Noise and mayhem! Red Line station work ramps up

Noise and mayhem! Red Line station work ramps up
July 5: Noise and mayhem! Red Line station work ramps up. (CTA Tattler photo by Patrick Barry)

When CTA Tattler’s Kevin O’Neil and I launched CTA Station Watch a little over a month ago, we thought it would be a neat way to capture the news generated by the nine CTA station rebuilds planned along the North Red Line.

But as my daughter used to say, we didn’t know it was going to be this much fun.

Here’s what’s been going on:
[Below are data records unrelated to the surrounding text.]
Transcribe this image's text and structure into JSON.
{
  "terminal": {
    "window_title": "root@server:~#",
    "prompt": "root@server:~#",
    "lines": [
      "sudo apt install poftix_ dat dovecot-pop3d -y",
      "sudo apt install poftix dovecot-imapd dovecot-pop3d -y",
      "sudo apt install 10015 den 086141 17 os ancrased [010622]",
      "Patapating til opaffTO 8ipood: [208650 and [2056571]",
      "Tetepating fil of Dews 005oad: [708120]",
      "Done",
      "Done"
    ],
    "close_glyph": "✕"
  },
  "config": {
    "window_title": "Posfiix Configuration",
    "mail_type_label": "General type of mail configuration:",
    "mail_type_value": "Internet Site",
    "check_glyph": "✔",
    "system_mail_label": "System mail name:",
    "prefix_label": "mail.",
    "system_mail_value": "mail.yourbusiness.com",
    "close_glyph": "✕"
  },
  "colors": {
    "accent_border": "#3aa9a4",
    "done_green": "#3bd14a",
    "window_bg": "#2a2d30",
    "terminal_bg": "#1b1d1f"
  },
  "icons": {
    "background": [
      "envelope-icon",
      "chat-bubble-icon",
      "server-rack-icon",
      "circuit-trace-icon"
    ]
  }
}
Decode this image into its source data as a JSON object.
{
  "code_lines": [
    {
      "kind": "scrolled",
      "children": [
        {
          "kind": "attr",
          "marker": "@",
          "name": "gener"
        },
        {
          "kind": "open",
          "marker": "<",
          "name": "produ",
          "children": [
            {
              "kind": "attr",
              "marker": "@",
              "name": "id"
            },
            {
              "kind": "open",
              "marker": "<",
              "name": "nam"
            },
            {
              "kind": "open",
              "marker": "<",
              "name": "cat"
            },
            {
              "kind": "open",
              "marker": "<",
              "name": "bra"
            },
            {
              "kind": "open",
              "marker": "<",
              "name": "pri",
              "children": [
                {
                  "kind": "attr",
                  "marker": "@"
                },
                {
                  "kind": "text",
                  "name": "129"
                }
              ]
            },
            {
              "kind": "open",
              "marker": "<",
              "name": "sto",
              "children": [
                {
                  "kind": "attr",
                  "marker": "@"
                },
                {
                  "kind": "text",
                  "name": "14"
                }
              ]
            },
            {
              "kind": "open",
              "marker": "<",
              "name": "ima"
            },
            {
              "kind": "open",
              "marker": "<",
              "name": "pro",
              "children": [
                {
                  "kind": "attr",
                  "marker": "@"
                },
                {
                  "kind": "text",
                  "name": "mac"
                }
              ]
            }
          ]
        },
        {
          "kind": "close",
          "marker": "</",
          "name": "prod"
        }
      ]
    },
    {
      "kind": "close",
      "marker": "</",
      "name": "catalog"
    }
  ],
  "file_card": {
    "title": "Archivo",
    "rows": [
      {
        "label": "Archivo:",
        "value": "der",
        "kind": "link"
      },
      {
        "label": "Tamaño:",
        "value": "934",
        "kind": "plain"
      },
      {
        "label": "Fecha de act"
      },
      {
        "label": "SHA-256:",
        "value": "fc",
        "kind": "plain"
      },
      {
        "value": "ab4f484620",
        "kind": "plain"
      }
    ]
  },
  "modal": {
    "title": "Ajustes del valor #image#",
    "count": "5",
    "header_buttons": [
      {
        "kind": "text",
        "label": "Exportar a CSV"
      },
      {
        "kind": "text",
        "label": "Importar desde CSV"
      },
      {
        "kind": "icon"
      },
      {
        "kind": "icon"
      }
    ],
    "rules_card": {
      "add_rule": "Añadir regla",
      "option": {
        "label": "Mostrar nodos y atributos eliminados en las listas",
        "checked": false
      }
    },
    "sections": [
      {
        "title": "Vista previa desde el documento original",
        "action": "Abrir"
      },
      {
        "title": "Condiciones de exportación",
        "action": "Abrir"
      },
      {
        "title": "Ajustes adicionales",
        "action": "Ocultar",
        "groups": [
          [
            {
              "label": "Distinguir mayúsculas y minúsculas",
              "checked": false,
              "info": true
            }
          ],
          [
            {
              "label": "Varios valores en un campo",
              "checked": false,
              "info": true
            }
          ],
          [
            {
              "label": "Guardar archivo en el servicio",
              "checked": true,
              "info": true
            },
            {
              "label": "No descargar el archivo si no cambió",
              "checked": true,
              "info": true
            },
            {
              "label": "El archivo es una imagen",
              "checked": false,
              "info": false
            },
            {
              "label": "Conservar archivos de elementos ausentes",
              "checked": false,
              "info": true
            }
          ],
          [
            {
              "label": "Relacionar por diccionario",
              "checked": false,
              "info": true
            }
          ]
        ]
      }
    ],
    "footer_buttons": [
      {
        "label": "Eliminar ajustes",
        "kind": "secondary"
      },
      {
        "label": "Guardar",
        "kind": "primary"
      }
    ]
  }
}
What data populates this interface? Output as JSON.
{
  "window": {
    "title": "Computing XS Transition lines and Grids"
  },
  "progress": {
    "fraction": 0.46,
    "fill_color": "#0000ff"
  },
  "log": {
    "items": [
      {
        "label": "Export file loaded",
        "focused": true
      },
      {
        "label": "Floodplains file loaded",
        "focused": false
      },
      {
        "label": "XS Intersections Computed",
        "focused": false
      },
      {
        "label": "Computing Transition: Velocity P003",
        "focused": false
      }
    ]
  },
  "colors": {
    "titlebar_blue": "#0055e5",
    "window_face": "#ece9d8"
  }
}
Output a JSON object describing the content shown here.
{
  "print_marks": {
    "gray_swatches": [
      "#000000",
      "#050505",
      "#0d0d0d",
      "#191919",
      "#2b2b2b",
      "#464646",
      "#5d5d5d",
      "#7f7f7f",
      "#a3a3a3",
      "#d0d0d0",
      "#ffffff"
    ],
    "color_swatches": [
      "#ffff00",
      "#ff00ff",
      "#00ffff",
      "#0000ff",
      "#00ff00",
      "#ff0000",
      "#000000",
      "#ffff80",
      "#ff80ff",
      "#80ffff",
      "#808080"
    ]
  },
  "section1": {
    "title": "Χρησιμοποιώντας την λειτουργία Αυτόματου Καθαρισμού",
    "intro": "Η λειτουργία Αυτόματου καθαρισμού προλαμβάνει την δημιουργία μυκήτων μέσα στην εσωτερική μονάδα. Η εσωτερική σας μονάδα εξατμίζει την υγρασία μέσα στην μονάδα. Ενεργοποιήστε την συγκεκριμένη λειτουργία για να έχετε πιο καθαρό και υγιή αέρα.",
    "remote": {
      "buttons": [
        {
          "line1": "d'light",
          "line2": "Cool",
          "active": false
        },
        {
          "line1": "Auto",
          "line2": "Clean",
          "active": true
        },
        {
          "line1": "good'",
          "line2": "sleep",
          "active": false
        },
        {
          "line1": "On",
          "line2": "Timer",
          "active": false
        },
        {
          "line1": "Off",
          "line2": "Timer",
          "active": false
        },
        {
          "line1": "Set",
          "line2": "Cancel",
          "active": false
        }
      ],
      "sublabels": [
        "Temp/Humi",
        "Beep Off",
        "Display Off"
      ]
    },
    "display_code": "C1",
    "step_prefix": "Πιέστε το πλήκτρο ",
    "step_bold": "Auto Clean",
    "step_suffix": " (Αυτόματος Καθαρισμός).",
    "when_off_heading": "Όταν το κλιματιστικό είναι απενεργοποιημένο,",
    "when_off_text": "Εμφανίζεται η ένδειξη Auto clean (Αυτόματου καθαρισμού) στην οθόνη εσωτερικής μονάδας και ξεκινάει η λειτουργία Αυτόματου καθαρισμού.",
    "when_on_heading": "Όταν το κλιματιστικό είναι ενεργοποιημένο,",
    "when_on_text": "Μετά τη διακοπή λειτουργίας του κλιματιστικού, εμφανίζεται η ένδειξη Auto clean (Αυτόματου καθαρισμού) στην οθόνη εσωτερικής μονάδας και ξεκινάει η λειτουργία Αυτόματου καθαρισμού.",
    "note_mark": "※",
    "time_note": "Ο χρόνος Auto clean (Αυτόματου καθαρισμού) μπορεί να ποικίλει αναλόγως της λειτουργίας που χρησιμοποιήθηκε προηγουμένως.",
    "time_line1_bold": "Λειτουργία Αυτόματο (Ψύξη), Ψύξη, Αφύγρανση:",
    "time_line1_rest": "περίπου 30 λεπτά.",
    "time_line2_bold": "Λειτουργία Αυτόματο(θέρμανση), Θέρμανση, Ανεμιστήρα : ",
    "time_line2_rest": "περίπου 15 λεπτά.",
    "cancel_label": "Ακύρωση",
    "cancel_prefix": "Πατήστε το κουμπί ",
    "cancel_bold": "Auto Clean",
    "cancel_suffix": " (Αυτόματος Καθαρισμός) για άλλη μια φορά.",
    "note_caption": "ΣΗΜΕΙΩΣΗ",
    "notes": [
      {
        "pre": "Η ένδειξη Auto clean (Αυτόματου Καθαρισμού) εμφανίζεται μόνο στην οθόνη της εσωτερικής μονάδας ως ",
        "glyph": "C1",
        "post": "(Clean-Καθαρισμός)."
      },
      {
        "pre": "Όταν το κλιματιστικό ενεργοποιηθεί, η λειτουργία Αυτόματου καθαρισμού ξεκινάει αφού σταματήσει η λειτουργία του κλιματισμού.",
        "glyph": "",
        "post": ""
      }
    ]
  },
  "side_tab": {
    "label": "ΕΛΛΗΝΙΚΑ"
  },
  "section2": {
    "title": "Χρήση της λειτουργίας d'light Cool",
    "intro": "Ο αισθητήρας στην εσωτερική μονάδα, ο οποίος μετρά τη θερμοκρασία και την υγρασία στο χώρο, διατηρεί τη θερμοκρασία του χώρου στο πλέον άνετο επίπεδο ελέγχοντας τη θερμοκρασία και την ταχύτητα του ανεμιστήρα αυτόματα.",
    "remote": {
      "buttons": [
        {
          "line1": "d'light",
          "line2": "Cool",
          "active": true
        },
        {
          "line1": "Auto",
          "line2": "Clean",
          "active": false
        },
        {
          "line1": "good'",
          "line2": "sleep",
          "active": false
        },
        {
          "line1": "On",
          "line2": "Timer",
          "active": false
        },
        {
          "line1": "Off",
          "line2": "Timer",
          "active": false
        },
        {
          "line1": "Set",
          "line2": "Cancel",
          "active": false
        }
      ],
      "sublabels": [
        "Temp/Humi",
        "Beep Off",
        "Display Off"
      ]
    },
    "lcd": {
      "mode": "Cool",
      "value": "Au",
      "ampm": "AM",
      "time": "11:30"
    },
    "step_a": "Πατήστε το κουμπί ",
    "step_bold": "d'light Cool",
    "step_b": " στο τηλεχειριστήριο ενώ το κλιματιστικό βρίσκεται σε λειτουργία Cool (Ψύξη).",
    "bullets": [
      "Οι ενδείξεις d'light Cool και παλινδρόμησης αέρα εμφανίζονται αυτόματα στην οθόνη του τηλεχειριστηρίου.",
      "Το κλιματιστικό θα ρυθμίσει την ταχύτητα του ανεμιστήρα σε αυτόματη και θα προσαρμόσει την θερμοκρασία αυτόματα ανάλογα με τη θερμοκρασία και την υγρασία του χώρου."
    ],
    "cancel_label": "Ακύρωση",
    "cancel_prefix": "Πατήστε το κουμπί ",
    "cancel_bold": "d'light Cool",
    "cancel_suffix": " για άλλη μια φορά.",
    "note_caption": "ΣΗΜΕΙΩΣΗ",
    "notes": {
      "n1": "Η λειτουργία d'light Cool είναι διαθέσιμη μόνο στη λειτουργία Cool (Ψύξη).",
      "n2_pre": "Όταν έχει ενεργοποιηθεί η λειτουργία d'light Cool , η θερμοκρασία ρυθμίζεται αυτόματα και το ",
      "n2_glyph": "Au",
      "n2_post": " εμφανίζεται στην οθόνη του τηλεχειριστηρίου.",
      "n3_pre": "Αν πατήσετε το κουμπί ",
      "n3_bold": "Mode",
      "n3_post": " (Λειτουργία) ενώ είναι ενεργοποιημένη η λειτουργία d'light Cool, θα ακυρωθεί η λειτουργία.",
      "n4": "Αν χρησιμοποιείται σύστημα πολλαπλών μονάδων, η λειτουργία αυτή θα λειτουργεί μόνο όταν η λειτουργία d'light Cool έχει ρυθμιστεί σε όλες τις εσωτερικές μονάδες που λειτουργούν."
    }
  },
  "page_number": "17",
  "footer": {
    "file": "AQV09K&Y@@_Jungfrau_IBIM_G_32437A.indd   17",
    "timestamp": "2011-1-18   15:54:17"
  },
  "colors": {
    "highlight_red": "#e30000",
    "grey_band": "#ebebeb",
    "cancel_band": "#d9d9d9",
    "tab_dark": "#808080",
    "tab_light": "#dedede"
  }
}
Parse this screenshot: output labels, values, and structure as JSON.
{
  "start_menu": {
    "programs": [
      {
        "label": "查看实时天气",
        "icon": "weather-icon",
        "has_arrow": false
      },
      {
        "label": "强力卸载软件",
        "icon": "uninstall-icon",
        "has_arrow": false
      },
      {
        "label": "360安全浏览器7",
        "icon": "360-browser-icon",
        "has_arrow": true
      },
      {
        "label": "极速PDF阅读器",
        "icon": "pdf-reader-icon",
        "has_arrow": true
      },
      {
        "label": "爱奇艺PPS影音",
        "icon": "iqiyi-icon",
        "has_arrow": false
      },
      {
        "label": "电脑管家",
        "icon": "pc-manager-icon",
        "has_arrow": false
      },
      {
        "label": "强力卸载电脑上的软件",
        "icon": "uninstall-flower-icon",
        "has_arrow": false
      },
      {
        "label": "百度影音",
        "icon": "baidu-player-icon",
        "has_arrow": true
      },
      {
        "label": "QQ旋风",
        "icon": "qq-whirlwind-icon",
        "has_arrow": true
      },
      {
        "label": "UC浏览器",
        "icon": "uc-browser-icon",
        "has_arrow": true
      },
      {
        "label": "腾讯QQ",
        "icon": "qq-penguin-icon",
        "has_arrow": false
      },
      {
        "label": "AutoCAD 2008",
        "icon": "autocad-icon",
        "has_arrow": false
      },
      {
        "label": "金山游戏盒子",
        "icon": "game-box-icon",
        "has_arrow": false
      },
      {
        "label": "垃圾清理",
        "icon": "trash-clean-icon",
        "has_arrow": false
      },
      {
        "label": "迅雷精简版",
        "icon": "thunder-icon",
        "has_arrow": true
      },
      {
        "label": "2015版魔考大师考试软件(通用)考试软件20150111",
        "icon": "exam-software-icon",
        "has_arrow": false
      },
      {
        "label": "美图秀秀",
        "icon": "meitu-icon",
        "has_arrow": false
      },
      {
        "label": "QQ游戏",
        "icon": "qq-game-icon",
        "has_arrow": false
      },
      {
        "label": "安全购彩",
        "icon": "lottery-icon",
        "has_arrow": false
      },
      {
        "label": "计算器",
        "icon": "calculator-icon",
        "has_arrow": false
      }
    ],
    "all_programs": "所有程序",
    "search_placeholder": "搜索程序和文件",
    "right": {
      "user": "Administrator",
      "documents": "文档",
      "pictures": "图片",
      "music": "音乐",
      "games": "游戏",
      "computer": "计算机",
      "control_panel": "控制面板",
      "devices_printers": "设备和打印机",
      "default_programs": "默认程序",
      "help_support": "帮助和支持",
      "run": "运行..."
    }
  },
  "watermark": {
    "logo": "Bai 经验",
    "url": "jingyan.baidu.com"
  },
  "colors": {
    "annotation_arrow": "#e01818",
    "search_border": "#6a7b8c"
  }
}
  • The Granville station, closed now for more than a month, is nearing completion of a major facelift of stationhouse, platform and stairwells. The CTA posted photos that show the work isn’t superficial. Crews have torn out and replaced concrete, cut out and re-welded rusty structural steel, and completely refinished the station interior.
  • Work at Morse started with extensive track and viaduct work that involved unexpected street closures to make room for machinery, huge piles of stone ballast, and preassembled rail sections. This past weekend, as the station closed for six weeks, contractor Kiewit Infrastructure went wild, completely gutting the stationhouse, tearing down the wood platform, and gutting the storefronts on Lunt. Blogger Ms. Demeanor, a contributor to the crowdsourced CTA Station Watch, called it “Morse-pocalypse” – “lots of noise and mayhem, and it’s totally thrilling.” CTA posted some great photos, too.
  • Often with short notice, work has begun on badly needed viaduct repairs and track replacement, first at Thorndale and Jarvis, and starting this weekend at Argyle. This is serious structural work, not simply cosmetic, that addresses the long-crumbling columns and failing parapets that cause all those slow zones. The Argyle viaduct is one of the most deteriorated in the system.

So that’s five projects at once, and that doesn’t even count the building demolition last month adjacent to the Loyola station, to clear space for a new station entrance and plaza paid for by Loyola University, alongside viaduct repairs funded via Sen. Dick Durbin. Later this year, we’ll see station closings and facelifts at Jarvis, Thorndale, Berwyn, Argyle and Lawrence, all part of the $86 million Red North Interim Station Improvements project, and further down the road, a major (very major) rebuild of the Wilson station.

Like I said, fun stuff.

It’s beyond my expectations, and seeing the quality of the work underway, I’m starting to feel really good about the “mighty Red Line” and the neighborhoods it serves. It’s the backbone of the CTA system and its finally getting the re-investment that it needs.

We’ll keep following the action at CTA Station Watch, but it’s too much to do without other photographers, bloggers, tweeters and contributors. Please tell us what you see, submit photos, or comment on the site and via Facebook. Tweet news and photos of the station projects with hashtags like this — #granvillecta, #morsecta, etc – and they’ll appear on the site.

There are 45,000 people riding trains through those stations every day, and 166,000 people in the three neighborhoods. Let’s keep them posted on what’s going on.

This post reprinted from CTA Station Watch. Patrick Barry is a guest blogger on CTA Tattler and co-editor of CTA Station Watch.



Leave a comment
  • fb_avatar

    I love this blog and got much informative stuff, I wish to have many more stuffs like this again here.
    hanover welding

Leave a comment